Here Lies Pen, May He Rest In Peace
I am back, back again. Abe here reporting from the 75°-Thermostat–Yet–Still–Somehow–Freezing Apartment I have called home the past week or so.
Let’s talk about today why don’t we? So It’s Tuesday, which is pretty neat. That only happens like, what? Once a week? So, on the rare occasion, we had two-and-a-half, maybe three speakers: Drew Spencer Penrose of FairVote and Ryan Alexander (and her colleague whose name might have been Wendy) from Tax Payers for Common Sense, but I’m getting ahead of myself.
I arrived this morning just in time to see the arrival of still-not-fresh-baked-but-this-time-from-Krispy-Kreme donuts. I myself had just eaten a good pumpkin-chocolate chip scone and a chocolate croissant, but I indulged myself with a chocolate glazed donut, because, well, donuts. From there, I sat down and prepared myself for our first speaker.
Krispy Kreme down the gullet, we got started, our speaker began by telling us about his organization, FairVote. FairVote was working to ensure better representation in the House of Representatives specifically. They had actually introduced a bill to the House, HR 3057, which created a single-transferable vote system for the House. An STV system is one where voters rank their candidates and then whoever is in charge of voting tallies up the number of first choices, removing the lowest candidate and then reapportioning the votes to the second choices. Once someone gets enough votes, any extra votes get divided up among the other candidates based on the voter’s next choice. Under FairVotes’ law, each district would have three representatives, with districts divided up to keep the number of representatives per state the same.
Enthralling as Mr. Penrose and FairVote’s voter reform was, we ended up breaking up for lunch at the Brooking Institute next door for about an hour before hopping on the Metro to visit Tax Payers for Common Sense.
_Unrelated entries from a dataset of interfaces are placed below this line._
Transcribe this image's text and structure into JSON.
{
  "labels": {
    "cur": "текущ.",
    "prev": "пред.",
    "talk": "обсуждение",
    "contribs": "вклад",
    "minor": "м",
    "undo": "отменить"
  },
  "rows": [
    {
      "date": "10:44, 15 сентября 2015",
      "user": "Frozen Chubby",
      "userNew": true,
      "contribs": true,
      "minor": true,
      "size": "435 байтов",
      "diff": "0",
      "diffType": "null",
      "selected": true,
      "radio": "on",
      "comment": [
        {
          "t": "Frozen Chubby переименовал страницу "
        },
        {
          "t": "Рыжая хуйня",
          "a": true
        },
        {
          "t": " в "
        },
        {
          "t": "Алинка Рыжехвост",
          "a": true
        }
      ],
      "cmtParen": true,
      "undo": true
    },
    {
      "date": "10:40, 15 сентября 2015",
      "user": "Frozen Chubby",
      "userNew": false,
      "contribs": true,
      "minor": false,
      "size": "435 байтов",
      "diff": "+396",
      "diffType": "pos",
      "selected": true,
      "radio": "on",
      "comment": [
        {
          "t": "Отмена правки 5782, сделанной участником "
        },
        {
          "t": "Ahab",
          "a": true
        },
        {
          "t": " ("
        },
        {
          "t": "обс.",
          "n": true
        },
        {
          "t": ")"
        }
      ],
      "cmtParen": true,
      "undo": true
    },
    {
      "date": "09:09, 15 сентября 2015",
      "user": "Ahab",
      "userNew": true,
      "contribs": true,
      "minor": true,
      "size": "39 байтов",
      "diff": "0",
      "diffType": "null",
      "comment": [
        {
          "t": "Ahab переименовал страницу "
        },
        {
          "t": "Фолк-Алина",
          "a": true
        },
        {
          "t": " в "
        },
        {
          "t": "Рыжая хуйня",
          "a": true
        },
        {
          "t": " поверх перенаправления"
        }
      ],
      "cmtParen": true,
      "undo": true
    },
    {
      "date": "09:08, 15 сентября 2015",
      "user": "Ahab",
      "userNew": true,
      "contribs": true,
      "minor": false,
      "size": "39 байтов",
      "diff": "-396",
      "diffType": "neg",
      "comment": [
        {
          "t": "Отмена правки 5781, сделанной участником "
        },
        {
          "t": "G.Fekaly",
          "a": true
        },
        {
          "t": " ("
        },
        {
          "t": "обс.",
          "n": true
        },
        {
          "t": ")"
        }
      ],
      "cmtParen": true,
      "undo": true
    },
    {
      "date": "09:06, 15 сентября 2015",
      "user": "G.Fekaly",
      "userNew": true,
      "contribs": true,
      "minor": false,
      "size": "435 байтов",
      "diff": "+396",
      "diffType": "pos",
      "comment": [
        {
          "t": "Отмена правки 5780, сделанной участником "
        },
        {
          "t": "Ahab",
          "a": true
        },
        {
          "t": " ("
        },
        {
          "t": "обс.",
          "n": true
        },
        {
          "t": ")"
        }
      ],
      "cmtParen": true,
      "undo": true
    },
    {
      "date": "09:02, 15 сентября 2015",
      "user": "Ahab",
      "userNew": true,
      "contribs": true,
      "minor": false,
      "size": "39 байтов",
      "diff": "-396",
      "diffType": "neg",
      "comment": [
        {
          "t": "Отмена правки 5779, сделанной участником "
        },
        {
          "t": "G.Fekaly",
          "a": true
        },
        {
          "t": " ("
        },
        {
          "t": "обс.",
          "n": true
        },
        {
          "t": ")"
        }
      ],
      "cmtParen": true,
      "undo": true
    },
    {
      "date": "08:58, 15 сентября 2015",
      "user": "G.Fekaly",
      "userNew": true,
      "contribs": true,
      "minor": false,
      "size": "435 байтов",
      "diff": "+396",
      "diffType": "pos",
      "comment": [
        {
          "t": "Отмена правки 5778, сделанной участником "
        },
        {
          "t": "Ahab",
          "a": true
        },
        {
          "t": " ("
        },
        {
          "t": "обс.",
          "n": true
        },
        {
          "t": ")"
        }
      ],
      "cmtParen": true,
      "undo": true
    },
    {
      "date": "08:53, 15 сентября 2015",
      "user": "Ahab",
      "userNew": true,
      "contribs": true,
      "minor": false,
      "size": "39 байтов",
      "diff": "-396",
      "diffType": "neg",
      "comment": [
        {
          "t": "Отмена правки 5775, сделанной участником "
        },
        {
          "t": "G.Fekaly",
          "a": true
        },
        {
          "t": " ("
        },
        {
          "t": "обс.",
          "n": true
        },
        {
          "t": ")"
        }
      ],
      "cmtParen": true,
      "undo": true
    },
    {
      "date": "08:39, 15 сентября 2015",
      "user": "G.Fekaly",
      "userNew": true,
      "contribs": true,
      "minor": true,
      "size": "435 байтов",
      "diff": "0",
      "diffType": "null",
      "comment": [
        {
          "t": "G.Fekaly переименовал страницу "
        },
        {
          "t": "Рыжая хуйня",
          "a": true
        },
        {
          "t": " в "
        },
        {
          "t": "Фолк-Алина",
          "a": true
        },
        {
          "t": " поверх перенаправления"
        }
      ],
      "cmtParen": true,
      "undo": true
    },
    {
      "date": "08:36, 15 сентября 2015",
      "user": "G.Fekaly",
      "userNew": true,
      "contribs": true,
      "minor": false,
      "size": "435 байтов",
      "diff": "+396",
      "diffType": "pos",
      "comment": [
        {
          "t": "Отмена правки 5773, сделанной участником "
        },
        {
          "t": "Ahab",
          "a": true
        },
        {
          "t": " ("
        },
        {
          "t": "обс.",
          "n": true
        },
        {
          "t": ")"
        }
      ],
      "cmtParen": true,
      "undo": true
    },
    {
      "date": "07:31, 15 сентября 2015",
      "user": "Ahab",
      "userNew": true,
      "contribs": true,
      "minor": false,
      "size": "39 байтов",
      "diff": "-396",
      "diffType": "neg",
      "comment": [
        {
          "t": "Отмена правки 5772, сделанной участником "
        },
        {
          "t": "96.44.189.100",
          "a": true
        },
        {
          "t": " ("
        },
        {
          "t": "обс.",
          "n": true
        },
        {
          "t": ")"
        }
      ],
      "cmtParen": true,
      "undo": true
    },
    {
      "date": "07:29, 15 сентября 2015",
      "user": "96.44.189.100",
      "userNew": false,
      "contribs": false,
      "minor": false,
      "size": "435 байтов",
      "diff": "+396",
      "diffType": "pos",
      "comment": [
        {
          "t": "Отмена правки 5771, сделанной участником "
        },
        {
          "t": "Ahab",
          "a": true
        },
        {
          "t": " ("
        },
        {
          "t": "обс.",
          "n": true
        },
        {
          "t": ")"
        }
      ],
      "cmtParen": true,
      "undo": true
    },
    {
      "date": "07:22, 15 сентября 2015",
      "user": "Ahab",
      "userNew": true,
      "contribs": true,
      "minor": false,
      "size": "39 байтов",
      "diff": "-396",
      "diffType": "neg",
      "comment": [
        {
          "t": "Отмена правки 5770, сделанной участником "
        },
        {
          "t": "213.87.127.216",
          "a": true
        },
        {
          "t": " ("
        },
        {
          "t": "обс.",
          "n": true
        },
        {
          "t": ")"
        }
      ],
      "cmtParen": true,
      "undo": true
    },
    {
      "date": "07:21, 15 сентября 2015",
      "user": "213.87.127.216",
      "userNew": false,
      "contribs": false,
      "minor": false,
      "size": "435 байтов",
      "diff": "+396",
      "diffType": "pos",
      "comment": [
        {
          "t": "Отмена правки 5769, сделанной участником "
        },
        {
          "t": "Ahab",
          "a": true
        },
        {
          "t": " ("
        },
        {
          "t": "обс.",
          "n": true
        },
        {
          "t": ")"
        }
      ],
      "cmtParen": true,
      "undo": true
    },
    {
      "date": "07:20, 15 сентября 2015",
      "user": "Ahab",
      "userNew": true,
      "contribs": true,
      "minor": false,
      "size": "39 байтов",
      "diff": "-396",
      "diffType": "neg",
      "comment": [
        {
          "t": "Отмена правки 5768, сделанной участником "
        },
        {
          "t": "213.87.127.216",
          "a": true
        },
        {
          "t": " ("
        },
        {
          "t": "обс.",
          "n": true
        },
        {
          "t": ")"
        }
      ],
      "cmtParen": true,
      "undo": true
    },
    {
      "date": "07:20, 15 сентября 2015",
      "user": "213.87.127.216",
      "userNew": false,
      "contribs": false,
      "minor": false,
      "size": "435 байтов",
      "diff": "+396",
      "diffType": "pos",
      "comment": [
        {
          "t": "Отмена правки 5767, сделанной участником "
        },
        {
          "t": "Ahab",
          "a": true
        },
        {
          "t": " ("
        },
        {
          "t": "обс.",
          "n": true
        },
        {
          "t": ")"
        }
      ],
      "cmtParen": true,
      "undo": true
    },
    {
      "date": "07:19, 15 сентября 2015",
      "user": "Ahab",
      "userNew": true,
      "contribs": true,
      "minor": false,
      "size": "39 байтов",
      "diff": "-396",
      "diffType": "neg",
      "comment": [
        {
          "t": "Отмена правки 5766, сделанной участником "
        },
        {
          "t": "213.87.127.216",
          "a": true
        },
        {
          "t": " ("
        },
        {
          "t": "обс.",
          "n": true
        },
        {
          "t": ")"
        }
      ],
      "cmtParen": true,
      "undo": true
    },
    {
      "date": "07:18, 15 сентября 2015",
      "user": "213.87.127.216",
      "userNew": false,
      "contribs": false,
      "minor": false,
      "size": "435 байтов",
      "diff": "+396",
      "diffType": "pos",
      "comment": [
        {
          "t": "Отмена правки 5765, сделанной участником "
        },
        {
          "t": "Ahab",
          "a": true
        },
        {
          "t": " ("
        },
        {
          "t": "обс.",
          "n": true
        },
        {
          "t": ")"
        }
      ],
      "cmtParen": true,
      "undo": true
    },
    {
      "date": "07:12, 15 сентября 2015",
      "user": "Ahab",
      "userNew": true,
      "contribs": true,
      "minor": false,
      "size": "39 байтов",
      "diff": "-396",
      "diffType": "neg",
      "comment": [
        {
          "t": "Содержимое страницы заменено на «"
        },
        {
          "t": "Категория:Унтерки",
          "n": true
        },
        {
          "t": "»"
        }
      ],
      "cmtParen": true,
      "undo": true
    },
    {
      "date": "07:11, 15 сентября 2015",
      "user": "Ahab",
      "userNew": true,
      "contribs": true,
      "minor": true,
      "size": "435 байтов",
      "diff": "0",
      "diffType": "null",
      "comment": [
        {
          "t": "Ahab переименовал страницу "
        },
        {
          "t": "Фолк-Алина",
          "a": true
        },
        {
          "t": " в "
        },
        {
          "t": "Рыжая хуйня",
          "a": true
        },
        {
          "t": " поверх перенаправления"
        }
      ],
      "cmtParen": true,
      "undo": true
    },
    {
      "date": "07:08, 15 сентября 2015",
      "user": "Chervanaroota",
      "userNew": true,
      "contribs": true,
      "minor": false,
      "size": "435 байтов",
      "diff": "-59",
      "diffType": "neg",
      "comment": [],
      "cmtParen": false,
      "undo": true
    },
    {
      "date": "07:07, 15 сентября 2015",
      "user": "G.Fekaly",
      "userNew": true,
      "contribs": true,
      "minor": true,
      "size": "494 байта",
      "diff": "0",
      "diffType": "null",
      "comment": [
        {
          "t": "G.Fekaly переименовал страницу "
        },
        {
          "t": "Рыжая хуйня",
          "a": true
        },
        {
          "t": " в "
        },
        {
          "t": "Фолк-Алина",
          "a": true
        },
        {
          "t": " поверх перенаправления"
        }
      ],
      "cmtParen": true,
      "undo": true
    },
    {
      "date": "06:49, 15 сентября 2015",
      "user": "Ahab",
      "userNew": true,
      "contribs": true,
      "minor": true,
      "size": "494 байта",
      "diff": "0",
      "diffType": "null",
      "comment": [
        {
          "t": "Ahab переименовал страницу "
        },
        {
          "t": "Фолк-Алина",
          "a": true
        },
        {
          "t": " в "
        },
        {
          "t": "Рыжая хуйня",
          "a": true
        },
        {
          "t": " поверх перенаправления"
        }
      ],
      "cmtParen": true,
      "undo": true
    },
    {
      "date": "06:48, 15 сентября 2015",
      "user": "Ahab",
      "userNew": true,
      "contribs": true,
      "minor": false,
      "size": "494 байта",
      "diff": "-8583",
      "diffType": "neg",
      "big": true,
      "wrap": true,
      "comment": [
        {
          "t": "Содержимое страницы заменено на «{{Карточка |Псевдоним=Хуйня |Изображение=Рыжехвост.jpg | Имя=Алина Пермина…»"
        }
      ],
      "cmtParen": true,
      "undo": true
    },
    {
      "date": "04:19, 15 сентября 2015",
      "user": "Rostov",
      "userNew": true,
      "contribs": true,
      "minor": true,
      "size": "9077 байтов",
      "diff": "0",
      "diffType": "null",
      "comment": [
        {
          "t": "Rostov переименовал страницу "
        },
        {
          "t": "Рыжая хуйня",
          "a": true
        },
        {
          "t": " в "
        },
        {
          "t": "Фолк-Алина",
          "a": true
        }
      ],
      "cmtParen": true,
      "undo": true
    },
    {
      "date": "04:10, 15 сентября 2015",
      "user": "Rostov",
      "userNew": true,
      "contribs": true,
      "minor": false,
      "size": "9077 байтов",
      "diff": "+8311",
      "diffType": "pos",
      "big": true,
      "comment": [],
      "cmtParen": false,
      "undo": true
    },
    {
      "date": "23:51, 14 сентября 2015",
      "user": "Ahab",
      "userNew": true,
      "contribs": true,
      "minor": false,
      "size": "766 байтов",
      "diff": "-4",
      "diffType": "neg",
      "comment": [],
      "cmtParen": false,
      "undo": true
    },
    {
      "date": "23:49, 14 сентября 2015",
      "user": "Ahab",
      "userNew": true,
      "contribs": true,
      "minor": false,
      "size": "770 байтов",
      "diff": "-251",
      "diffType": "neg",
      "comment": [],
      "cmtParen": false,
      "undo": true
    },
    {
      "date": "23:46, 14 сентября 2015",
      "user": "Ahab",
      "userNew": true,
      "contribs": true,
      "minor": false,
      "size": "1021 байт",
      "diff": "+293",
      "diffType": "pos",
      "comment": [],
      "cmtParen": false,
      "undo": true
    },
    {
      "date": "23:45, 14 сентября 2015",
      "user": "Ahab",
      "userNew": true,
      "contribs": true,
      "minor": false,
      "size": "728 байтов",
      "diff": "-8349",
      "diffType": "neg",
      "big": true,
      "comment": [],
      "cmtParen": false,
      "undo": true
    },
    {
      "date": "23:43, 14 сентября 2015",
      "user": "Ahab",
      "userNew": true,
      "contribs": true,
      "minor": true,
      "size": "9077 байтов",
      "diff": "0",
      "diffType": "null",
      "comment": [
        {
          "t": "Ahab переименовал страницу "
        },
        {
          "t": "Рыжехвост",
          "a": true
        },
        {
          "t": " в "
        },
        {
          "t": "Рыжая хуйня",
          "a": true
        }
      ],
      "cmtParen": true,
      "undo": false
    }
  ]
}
At Tax Payer’s our main speaker, Mrs. Ryan Alexander brought along her colleague. The two discussed their organization’s role in spotting and reporting absurd appropriations of tax dollars. Mrs. Alexander talked for a bit about her role specifically.
Yielding to her colleague, Ryan Alexander let Wendy tell some fascinating, and humorous, stories:
One story was about the coal industry and how they were able to lobby the Pennsylvania delegation for years to get European military bases fueled exclusively with coal oil. They mentioned the coal lobbyist who, as far as they knew, had one client: the coal mines. They commented on his small, pod-like office and said that it was a good job if you could get it – the lobbyist was paid $250,000 a year. “Both before and after he went to prison for tax evasion,” Alexander quipped to much laughter. Wendy closed by saying that “I feel like when I die, my obituary will read ‘she was beaten to death by coal miners’,'” which garnered another laugh.
Using nuclear weapons as an example for Congress’ capacity to legislate has shrunk over the years, Wendy told an anecdote about how she was once told by someone trying to disavow nukes, “but, I mean, when it comes to nuclear weapons, what is the best band for your buck?” She commented that “when talking about nuclear weapons, never use that phrase. The best band for your buck is definitely a nuclear weapon.”
We wrapped up with Tax Payer’s after about two hours and went our separate ways.
Now, I have to go to ice skating, in the hopes that someone else will show up.
Here’s a history meme as a parting gift:
Vive la Meme,